Education Commissioner Pam Stewart
After a calamitous day one, followed by two days of throwing up their hands, South Florida school districts – Miami Dade, Broward, and Palm Beach – will hold their breaths and try again tomorrow to boot up a standardized testing system that bombed out of the gates.
For years, debates about holding Florida teachers and schools accountable followed a predictable pattern: Democrats and teachers unions criticized the plans as being too heavily reliant on standardized testing, while Republicans pushed through the plans and insisted that measuring student progress ensures children will learn.
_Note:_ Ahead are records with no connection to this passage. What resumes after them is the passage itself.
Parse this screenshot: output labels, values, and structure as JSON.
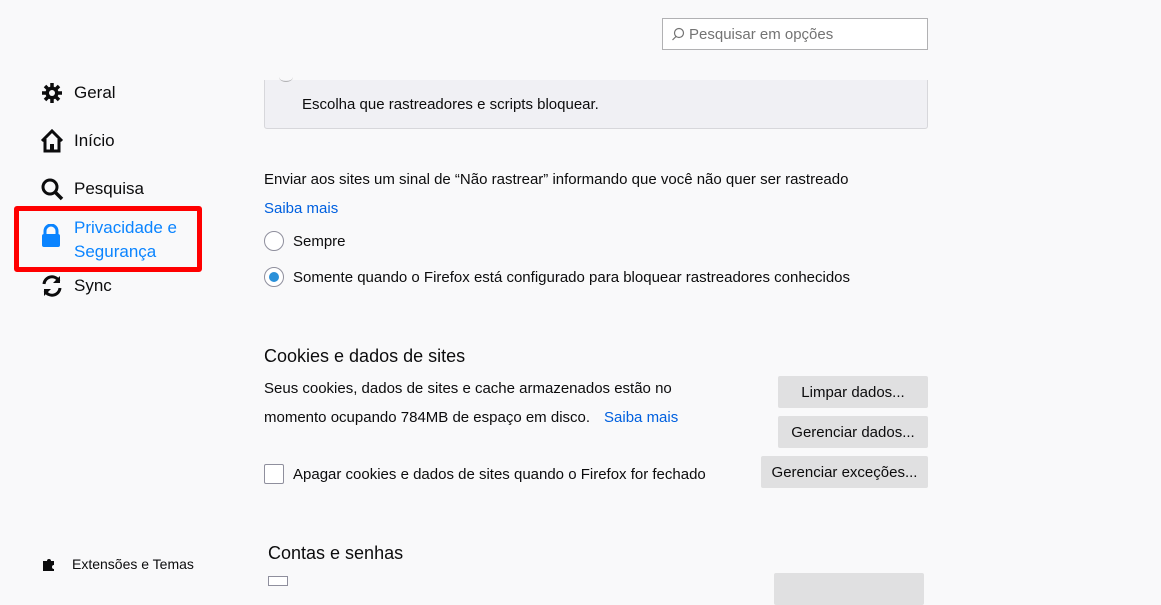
{
  "search": {
    "placeholder": "Pesquisar em opções"
  },
  "sidebar": {
    "items": [
      {
        "label": "Geral"
      },
      {
        "label": "Início"
      },
      {
        "label": "Pesquisa"
      },
      {
        "label": "Privacidade e Segurança",
        "line1": "Privacidade e",
        "line2": "Segurança"
      },
      {
        "label": "Sync"
      }
    ],
    "footer": "Extensões e Temas"
  },
  "tracking": {
    "custom_desc": "Escolha que rastreadores e scripts bloquear."
  },
  "dnt": {
    "text": "Enviar aos sites um sinal de “Não rastrear” informando que você não quer ser rastreado",
    "learn_more": "Saiba mais",
    "options": [
      {
        "label": "Sempre",
        "selected": false
      },
      {
        "label": "Somente quando o Firefox está configurado para bloquear rastreadores conhecidos",
        "selected": true
      }
    ]
  },
  "cookies": {
    "title": "Cookies e dados de sites",
    "desc1": "Seus cookies, dados de sites e cache armazenados estão no",
    "desc2": "momento ocupando 784MB de espaço em disco.",
    "learn_more": "Saiba mais",
    "clear_btn": "Limpar dados...",
    "manage_btn": "Gerenciar dados...",
    "exceptions_btn": "Gerenciar exceções...",
    "delete_on_close": "Apagar cookies e dados de sites quando o Firefox for fechado",
    "delete_checked": false
  },
  "accounts": {
    "title": "Contas e senhas"
  }
}
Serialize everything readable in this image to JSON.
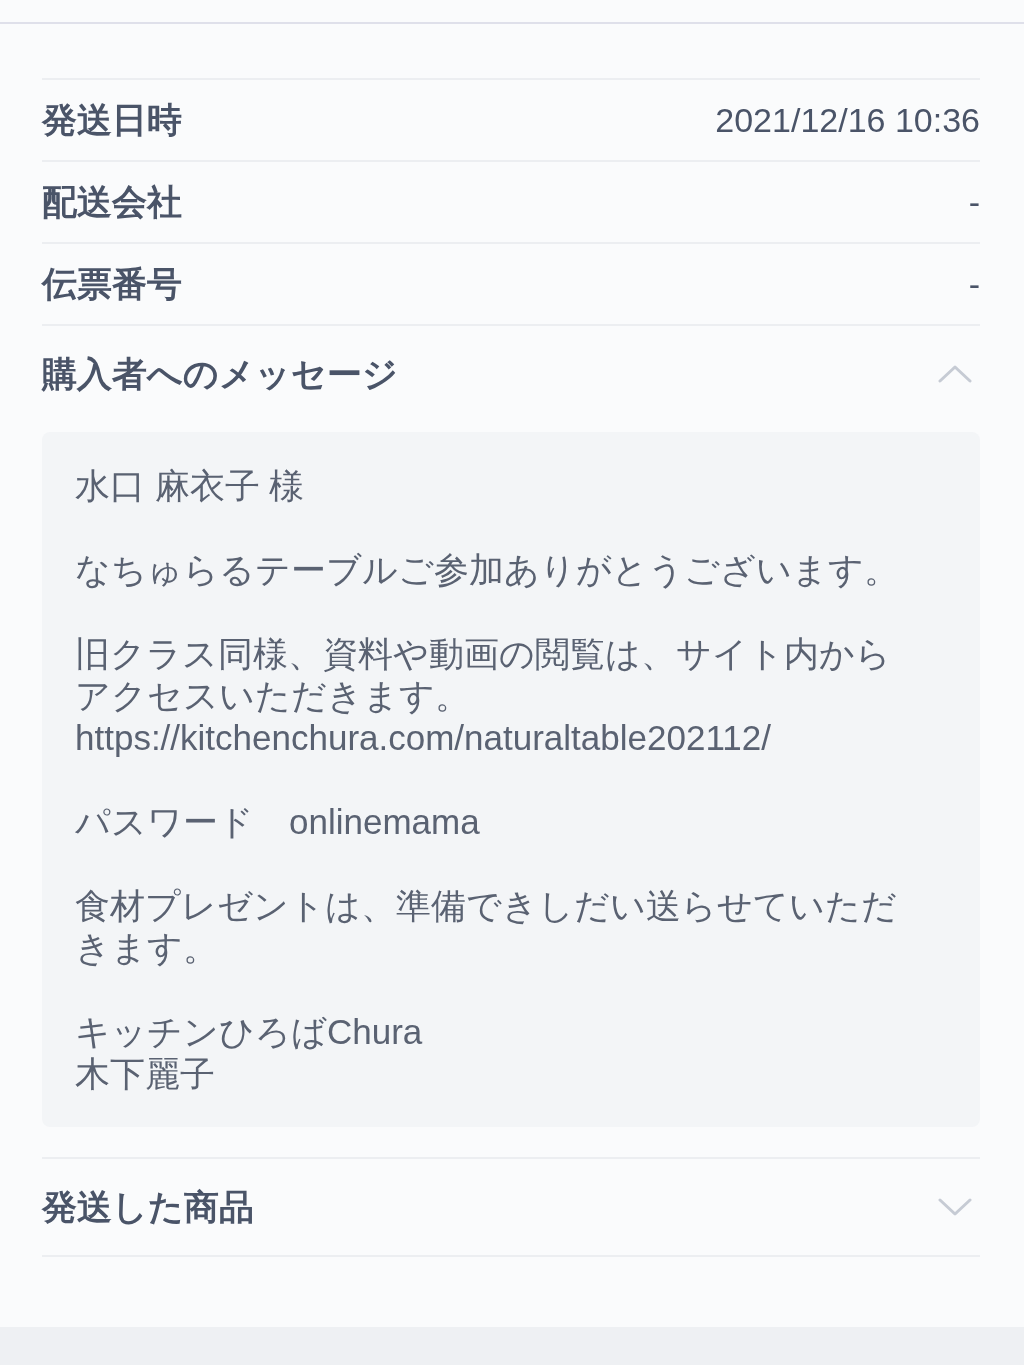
{
  "details": [
    {
      "label": "発送日時",
      "value": "2021/12/16 10:36"
    },
    {
      "label": "配送会社",
      "value": "-"
    },
    {
      "label": "伝票番号",
      "value": "-"
    }
  ],
  "sections": [
    {
      "title": "購入者へのメッセージ",
      "expanded": true,
      "message": [
        [
          "水口 麻衣子 様"
        ],
        [
          "なちゅらるテーブルご参加ありがとうございます。"
        ],
        [
          "旧クラス同様、資料や動画の閲覧は、サイト内から",
          "アクセスいただきます。",
          "https://kitchenchura.com/naturaltable202112/"
        ],
        [
          "パスワード　onlinemama"
        ],
        [
          "食材プレゼントは、準備できしだい送らせていただ",
          "きます。"
        ],
        [
          "キッチンひろばChura",
          "木下麗子"
        ]
      ]
    },
    {
      "title": "発送した商品",
      "expanded": false
    }
  ]
}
This year, the terms of the debate have changed.
Governor Rick Scott is suspending a standardized test given to Florida’s 11th graders.
For several years, Florida’s political leaders, including Gov. Rick Scott, have touted across the state that their public schools were among the nation’s best.
Grades are in for Florida’s high school graduation rates and preliminary grades for the schools.
With the start of a new month comes 157 new laws ranging from the “Florida GI Bill” to a law banning the sale of electronic cigarettes to minors.
Bills that would slice taxes on a list of items and overhaul the state’s school-grading system are awaiting Gov. Rick Scott’s signature.
A new bill, on its way to Governor Scott, would make school districts give parents the chance to object to textbooks used in schools.
A measure aimed at streamlining the state’s school-grading system and pausing the most serious consequences for some schools is one step away from Gov. Rick Scott’s desk.
After years of confusion, a measure that would overhaul Florida’s school grading system and get schools ready for new tests is headed to the House floor after receiving overwhelming approval at its final committee stop.